**Given entries:**

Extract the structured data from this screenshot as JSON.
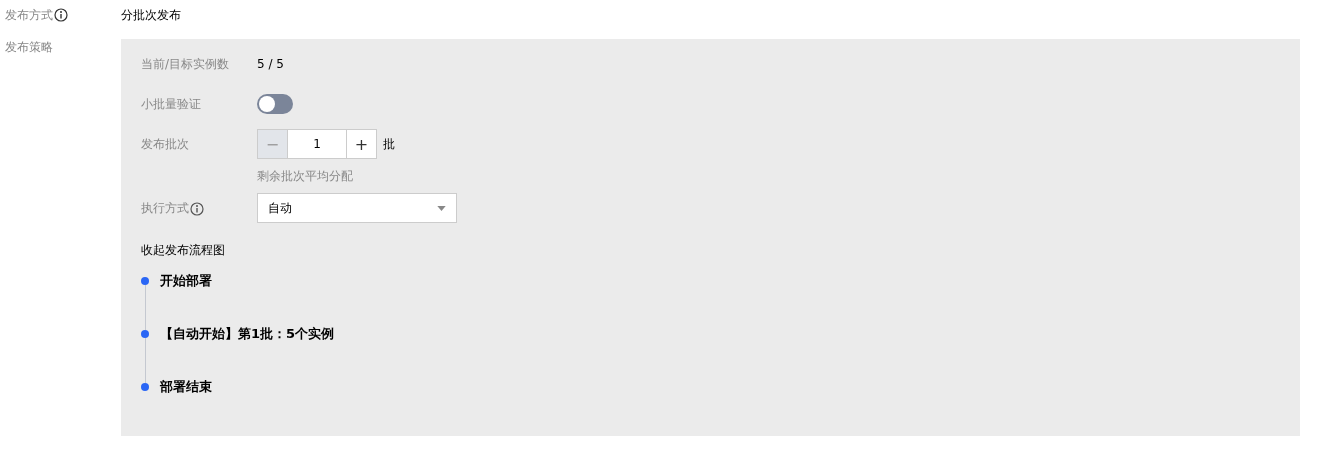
{
  "publish_method": {
    "label": "发布方式",
    "value": "分批次发布"
  },
  "strategy": {
    "label": "发布策略",
    "instance_count": {
      "label": "当前/目标实例数",
      "value": "5 / 5"
    },
    "small_batch": {
      "label": "小批量验证",
      "on": false
    },
    "batches": {
      "label": "发布批次",
      "minus": "−",
      "value": "1",
      "plus": "+",
      "minus_disabled": true,
      "unit": "批",
      "hint": "剩余批次平均分配"
    },
    "execution": {
      "label": "执行方式",
      "value": "自动"
    },
    "collapse_link": "收起发布流程图",
    "steps": [
      {
        "text": "开始部署"
      },
      {
        "text": "【自动开始】第1批：5个实例"
      },
      {
        "text": "部署结束"
      }
    ]
  }
}
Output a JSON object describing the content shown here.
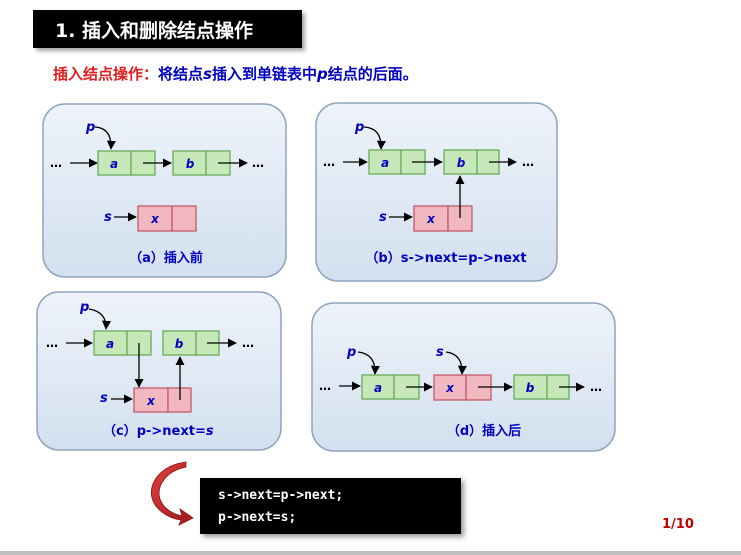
{
  "title": "1. 插入和删除结点操作",
  "subtitle": {
    "label": "插入结点操作：",
    "part1": "将结点",
    "s": "s",
    "part2": "插入到单链表中",
    "p": "p",
    "part3": "结点的后面。"
  },
  "ellipsis": "…",
  "panels": {
    "a": {
      "caption": "（a）插入前",
      "p": "p",
      "s": "s",
      "node_a": "a",
      "node_b": "b",
      "node_x": "x"
    },
    "b": {
      "caption": "（b）s->next=p->next",
      "p": "p",
      "s": "s",
      "node_a": "a",
      "node_b": "b",
      "node_x": "x"
    },
    "c": {
      "caption_prefix": "（c）p->next=",
      "caption_s": "s",
      "p": "p",
      "s": "s",
      "node_a": "a",
      "node_b": "b",
      "node_x": "x"
    },
    "d": {
      "caption": "（d）插入后",
      "p": "p",
      "s": "s",
      "node_a": "a",
      "node_x": "x",
      "node_b": "b"
    }
  },
  "code": {
    "line1": "s->next=p->next;",
    "line2": "p->next=s;"
  },
  "page_number": "1/10",
  "colors": {
    "green_node": "#c6e8b8",
    "green_stroke": "#5fa84f",
    "pink_node": "#f2b8c0",
    "pink_stroke": "#c05060",
    "panel_fill": "#dde8f4",
    "panel_stroke": "#8fa4bd",
    "label_blue": "#0000c0",
    "title_red": "#e02020",
    "curved_arrow": "#c0282a"
  }
}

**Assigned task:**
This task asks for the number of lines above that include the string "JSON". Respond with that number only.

**Solution to this exercise:**
2